'''

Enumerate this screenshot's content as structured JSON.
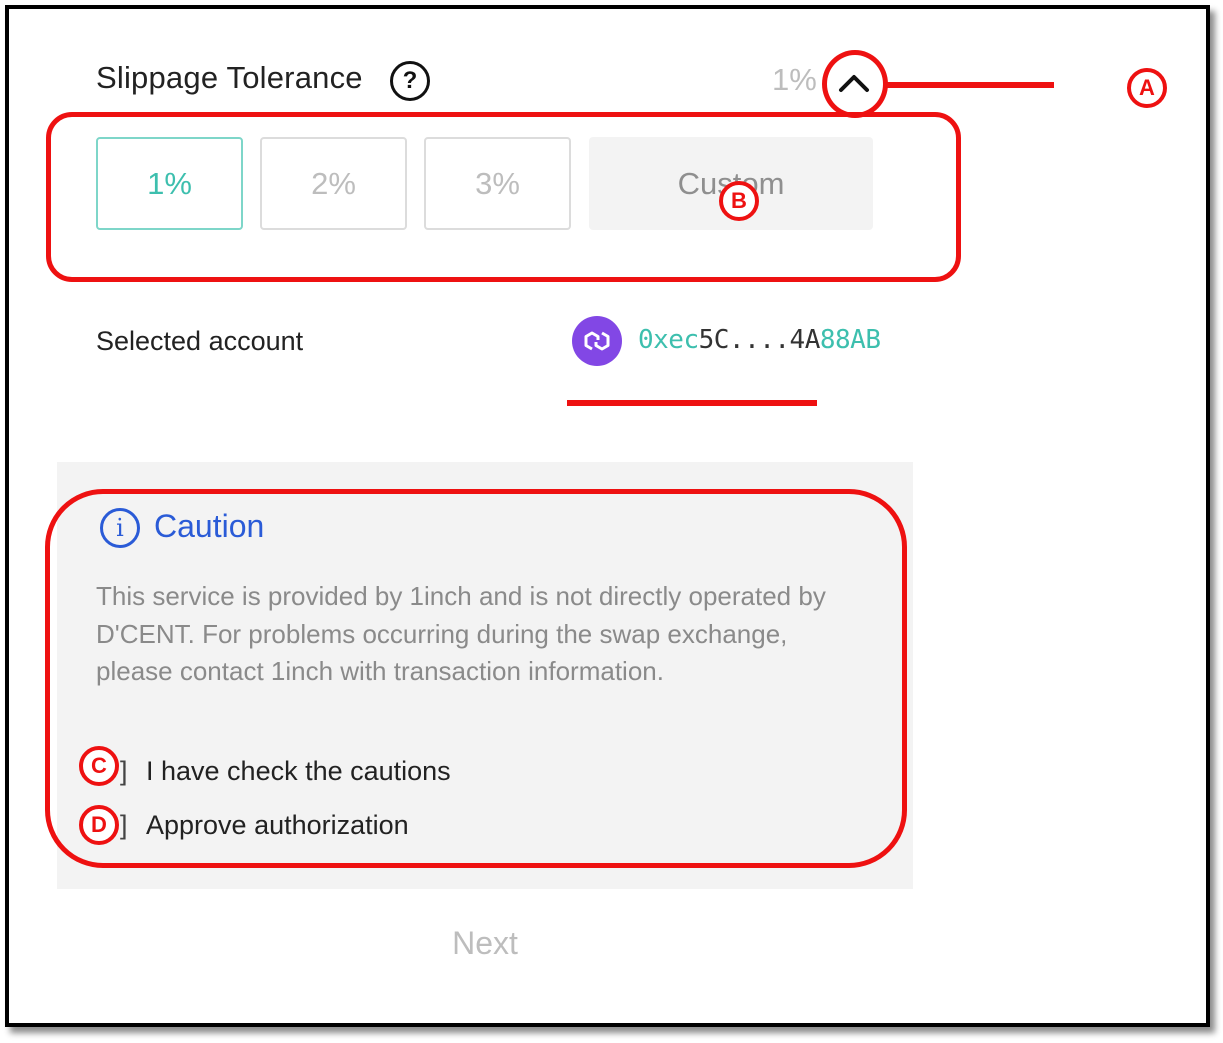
{
  "slippage": {
    "title": "Slippage Tolerance",
    "help_symbol": "?",
    "current_value": "1%",
    "options": [
      "1%",
      "2%",
      "3%"
    ],
    "custom_label": "Custom",
    "selected_index": 0
  },
  "account": {
    "label": "Selected account",
    "network_icon": "polygon-icon",
    "address_prefix": "0xec",
    "address_middle": "5C....4A",
    "address_suffix": "88AB"
  },
  "caution": {
    "title": "Caution",
    "info_symbol": "i",
    "body": "This service is provided by 1inch and is not directly operated by D'CENT. For problems occurring during the swap exchange, please contact 1inch with transaction information.",
    "checks": [
      {
        "label": "I have check the cautions",
        "checked": false
      },
      {
        "label": "Approve authorization",
        "checked": false
      }
    ]
  },
  "next_label": "Next",
  "annotations": {
    "a": "A",
    "b": "B",
    "c": "C",
    "d": "D"
  },
  "colors": {
    "accent_teal": "#3dbfae",
    "caution_blue": "#2a5bd7",
    "annotation_red": "#ee1111",
    "polygon_purple": "#8247e5"
  }
}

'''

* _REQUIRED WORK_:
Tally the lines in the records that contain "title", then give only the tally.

* _THE ANSWER_:
2